Johansen said the state’s new system of low oil taxes, though not relevant to CD-5, makes Greater Mooses Tooth and additional National Petroleum Reserve development more attractive. Beyond CD-5, he said, the outlying oil prospects are economically challenging, he said.

But before Conoco moves to Greater Mooses Tooth and beyond that, perhaps, the Bear Tooth Unit, its plans for establishing CD-5 as a transportation gateway must clear a court challenge.

Two lawsuits filed earlier this year seek to overturn the wetlands-fill permit issued by the Corps to Conoco. The lawsuits, one filed by residents of the nearby Iñupiat village of Nuiqsut and the other by the Center for Biological Diversity, are scheduled for briefing in January at the U.S. District Court in Anchorage.

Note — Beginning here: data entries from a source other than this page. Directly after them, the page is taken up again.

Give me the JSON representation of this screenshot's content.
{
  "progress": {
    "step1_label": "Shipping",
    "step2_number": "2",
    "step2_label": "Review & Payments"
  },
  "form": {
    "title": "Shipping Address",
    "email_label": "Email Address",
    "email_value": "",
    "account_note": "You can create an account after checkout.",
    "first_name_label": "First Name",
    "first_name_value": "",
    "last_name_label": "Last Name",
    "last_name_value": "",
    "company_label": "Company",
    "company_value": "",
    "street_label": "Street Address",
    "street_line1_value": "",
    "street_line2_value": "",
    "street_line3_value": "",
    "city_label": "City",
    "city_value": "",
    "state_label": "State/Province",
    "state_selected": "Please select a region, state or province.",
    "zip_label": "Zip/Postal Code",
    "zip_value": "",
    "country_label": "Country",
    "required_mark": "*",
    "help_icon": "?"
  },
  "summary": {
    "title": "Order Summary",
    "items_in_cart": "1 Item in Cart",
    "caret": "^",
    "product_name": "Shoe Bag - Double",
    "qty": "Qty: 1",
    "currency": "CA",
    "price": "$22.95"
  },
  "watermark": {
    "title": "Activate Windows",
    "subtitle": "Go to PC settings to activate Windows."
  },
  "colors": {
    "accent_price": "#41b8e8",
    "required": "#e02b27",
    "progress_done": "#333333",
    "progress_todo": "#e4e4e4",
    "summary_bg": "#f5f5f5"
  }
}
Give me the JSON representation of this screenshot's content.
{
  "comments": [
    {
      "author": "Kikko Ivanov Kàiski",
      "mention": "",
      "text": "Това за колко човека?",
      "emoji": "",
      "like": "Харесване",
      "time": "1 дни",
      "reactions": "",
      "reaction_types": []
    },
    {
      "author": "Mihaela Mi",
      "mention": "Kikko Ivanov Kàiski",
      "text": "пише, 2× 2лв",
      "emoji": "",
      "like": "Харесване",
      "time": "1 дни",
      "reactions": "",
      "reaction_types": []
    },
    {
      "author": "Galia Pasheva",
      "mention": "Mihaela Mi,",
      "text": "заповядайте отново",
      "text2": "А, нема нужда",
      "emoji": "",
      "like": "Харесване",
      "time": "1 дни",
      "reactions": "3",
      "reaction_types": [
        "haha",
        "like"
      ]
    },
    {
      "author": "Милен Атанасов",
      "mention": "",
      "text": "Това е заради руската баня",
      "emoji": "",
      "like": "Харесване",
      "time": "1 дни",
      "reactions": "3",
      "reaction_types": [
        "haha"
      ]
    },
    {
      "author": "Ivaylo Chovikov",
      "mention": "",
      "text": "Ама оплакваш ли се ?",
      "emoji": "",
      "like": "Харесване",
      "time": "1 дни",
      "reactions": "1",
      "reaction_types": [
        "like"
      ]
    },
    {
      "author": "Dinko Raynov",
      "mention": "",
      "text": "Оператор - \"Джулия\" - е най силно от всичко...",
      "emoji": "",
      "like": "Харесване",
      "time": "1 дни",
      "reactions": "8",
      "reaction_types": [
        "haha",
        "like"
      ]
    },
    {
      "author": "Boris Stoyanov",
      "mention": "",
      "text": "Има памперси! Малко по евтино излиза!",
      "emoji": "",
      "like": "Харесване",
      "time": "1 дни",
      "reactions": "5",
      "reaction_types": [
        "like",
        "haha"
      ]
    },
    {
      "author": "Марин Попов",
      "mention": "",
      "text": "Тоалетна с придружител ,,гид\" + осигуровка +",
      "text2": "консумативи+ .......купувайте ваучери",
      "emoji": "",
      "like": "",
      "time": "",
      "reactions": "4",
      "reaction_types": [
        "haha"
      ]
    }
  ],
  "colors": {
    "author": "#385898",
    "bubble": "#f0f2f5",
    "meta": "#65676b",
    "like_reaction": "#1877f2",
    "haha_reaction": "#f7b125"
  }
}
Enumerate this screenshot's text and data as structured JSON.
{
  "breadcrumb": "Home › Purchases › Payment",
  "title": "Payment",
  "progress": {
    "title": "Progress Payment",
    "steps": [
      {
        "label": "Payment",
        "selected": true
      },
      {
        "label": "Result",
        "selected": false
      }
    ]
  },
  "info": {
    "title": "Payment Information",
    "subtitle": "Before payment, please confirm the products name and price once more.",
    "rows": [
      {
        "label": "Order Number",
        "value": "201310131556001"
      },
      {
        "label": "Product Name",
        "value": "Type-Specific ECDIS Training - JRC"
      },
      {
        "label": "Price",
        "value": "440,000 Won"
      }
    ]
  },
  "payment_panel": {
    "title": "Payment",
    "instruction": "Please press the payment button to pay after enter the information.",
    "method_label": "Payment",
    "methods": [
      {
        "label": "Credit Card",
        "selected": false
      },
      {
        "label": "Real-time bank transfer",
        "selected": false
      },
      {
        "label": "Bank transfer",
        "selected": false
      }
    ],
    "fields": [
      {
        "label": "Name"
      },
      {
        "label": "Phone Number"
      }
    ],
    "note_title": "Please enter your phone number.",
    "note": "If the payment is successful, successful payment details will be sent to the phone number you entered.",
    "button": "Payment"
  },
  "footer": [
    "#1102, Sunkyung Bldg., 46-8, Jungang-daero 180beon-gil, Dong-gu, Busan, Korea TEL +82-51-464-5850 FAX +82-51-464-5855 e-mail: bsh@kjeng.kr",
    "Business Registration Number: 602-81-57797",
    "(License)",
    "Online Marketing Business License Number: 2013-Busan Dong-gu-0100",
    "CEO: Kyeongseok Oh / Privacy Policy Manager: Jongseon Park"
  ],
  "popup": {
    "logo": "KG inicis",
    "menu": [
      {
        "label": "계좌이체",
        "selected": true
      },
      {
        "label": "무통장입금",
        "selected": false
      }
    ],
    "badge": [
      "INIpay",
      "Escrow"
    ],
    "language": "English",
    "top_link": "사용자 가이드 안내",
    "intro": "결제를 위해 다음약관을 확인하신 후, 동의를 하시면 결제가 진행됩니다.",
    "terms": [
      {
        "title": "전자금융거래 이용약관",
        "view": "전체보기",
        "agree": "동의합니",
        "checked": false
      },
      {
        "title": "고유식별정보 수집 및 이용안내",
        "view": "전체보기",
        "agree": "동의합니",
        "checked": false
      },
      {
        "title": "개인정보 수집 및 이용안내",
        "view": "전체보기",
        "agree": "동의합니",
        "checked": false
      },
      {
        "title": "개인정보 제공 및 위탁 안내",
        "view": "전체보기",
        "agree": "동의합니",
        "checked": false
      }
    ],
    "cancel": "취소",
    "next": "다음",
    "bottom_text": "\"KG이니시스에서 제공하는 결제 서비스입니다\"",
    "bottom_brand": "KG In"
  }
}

Environmentalists are troubled by the idea of yet another road.

“It’s a broken promise,” said Rebecca Noblin, Alaska director of the Center for Biological Diversity, recalling how Alpine -- the anchor oil field in the area -- was touted in the 1990s as a new type of roadless development.

Spreading a network of roads westward threatens the wilderness qualities of the reserve, she said. “Once we start getting roads in there, the human footprint can spread pretty quickly,” she said. “I’d like it if we could stop it at the CD-5 point.”

Gravel roads created by oil operations have caused some of the most significant industry-related environmental problems on the North Slope, according to a report on cumulative oil-industry impacts issued by the National Research Council. The roads have disrupted hydrological patterns, disturbed habitat and created dust clouds, according to the report.

Contact Yereth Rosen at yereth(at)alaskadispatch.com